2. ^ De Rooij, Steven; Grünwald, Peter D. (2011), "LUCKINESS AND REGRET IN MINIMUM DESCRIPTION LENGTH INFERENCE", Philosophy of Statistics (1st ed.), Elsevier, p. 875, ISBN 978-0-080-93096-1
3. ^ Karush, J. (April 1961). "A simple proof of an inequality of McMillan (Corresp.)". IEEE Transactions on Information Theory. 7 (2): 118. doi:10.1109/TIT.1961.1057625. ISSN 0018-9448.
4. ^ Cover, Thomas M.; Thomas, Joy A. (2006). Elements of information theory (2nd ed.). Hoboken, N.J: Wiley-Interscience. ISBN 978-0-471-24195-9.
5. ^ Foldes, Stephan (2008-06-21). "On McMillan's theorem about uniquely decipherable codes". arXiv:0806.3277 [math.CO].

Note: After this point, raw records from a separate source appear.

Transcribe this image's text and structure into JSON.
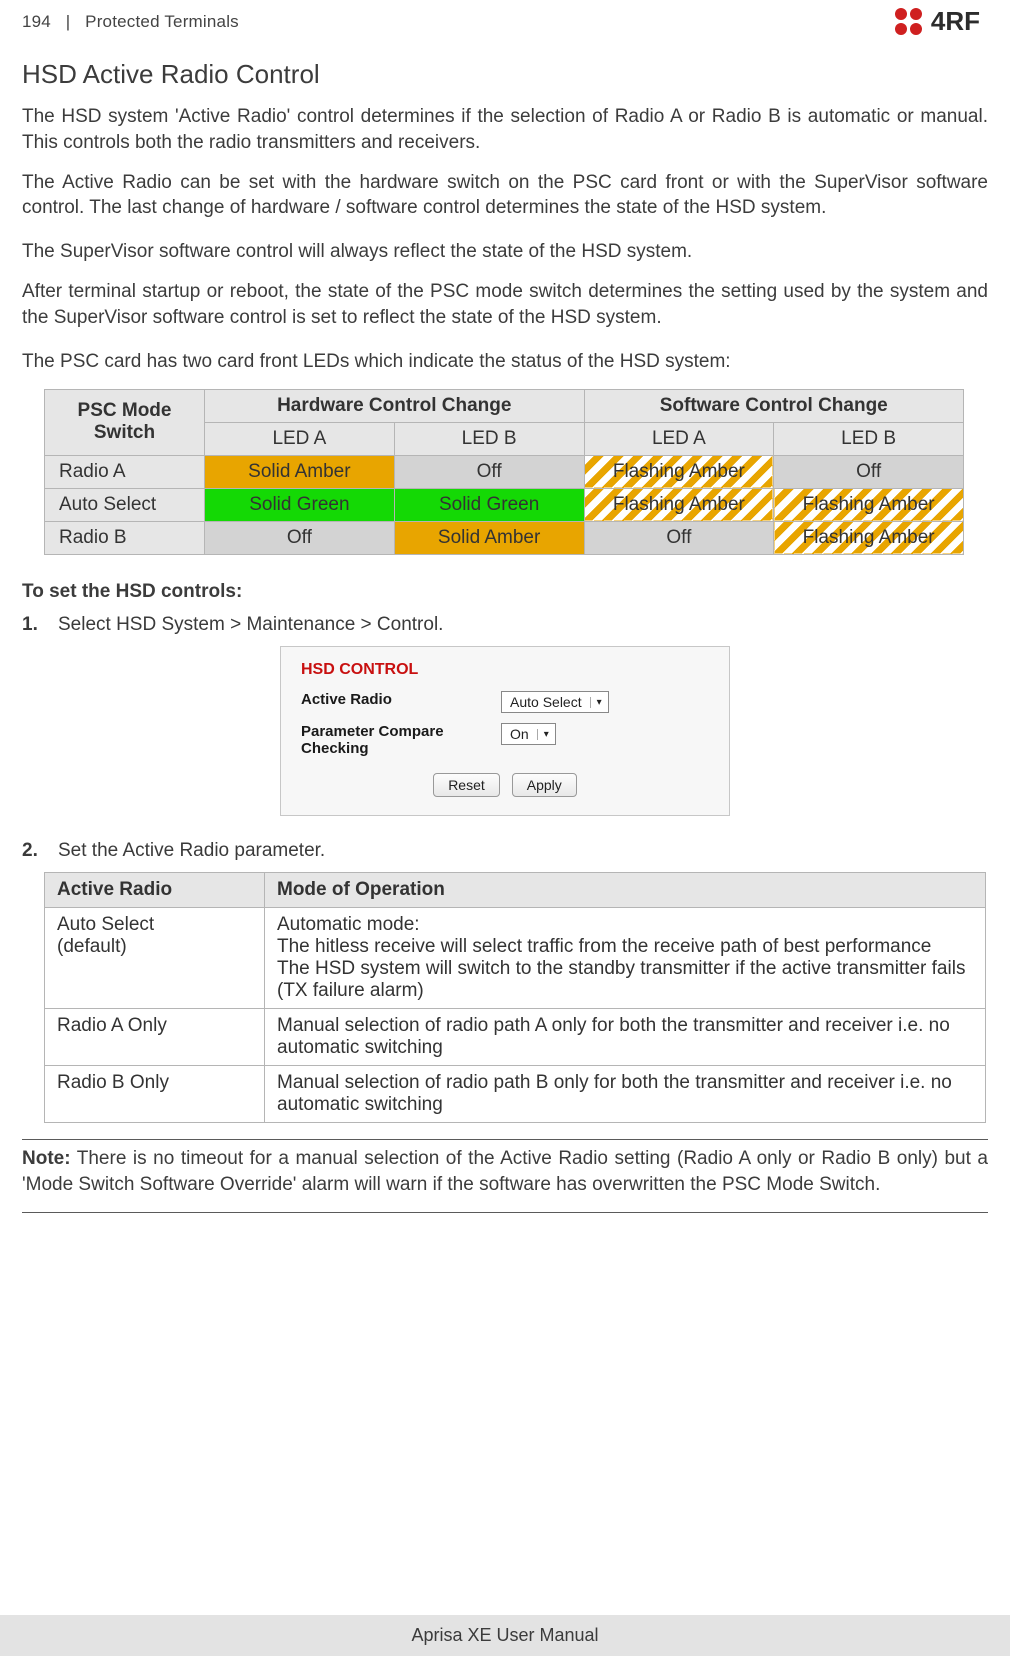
{
  "header": {
    "page_number": "194",
    "section": "Protected Terminals",
    "brand": "4RF"
  },
  "title": "HSD Active Radio Control",
  "paragraphs": {
    "p1": "The HSD system 'Active Radio' control determines if the selection of Radio A or Radio B is automatic or manual. This controls both the radio transmitters and receivers.",
    "p2": "The Active Radio can be set with the hardware switch on the PSC card front or with the SuperVisor software control. The last change of hardware / software control determines the state of the HSD system.",
    "p3": "The SuperVisor software control will always reflect the state of the HSD system.",
    "p4": "After terminal startup or reboot, the state of the PSC mode switch determines the setting used by the system and the SuperVisor software control is set to reflect the state of the HSD system.",
    "p5": "The PSC card has two card front LEDs which indicate the status of the HSD system:"
  },
  "led_table": {
    "h_psc": "PSC Mode Switch",
    "h_hw": "Hardware Control Change",
    "h_sw": "Software Control Change",
    "sub_a": "LED A",
    "sub_b": "LED B",
    "rows": [
      {
        "label": "Radio A",
        "cells": [
          "Solid Amber",
          "Off",
          "Flashing Amber",
          "Off"
        ]
      },
      {
        "label": "Auto Select",
        "cells": [
          "Solid Green",
          "Solid Green",
          "Flashing Amber",
          "Flashing Amber"
        ]
      },
      {
        "label": "Radio B",
        "cells": [
          "Off",
          "Solid Amber",
          "Off",
          "Flashing Amber"
        ]
      }
    ]
  },
  "steps_heading": "To set the HSD controls:",
  "step1": {
    "num": "1.",
    "text": "Select HSD System > Maintenance > Control."
  },
  "panel": {
    "title": "HSD CONTROL",
    "row1_label": "Active Radio",
    "row1_value": "Auto Select",
    "row2_label": "Parameter Compare Checking",
    "row2_value": "On",
    "reset": "Reset",
    "apply": "Apply"
  },
  "step2": {
    "num": "2.",
    "text": "Set the Active Radio parameter."
  },
  "mode_table": {
    "h1": "Active Radio",
    "h2": "Mode of Operation",
    "rows": [
      {
        "c1": "Auto Select\n(default)",
        "c2": "Automatic mode:\nThe hitless receive will select traffic from the receive path of best performance\nThe HSD system will switch to the standby transmitter if the active transmitter fails (TX failure alarm)"
      },
      {
        "c1": "Radio A Only",
        "c2": "Manual selection of radio path A only for both the transmitter and receiver i.e. no automatic switching"
      },
      {
        "c1": "Radio B Only",
        "c2": "Manual selection of radio path B only for both the transmitter and receiver i.e. no automatic switching"
      }
    ]
  },
  "note": "Note: There is no timeout for a manual selection of the Active Radio setting (Radio A only or Radio B only) but a 'Mode Switch Software Override' alarm will warn if the software has overwritten the PSC Mode Switch.",
  "note_prefix": "Note:",
  "footer": "Aprisa XE User Manual"
}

6. ^ Schumacher, Benjamin; Westmoreland, Michael D. (2001-09-10). "Indeterminate-length quantum coding". Physical Review A. 64 (4): 042304. arXiv:quant-ph/0011014. Bibcode:2001PhRvA..64d2304S. doi:10.1103/PhysRevA.64.042304. S2CID 53488312.

## References

• McMillan, Brockway (1956), "Two inequalities implied by unique decipherability", IEEE Trans. Inf. Theory, 2 (4): 115–116, doi:10.1109/TIT.1956.1056818.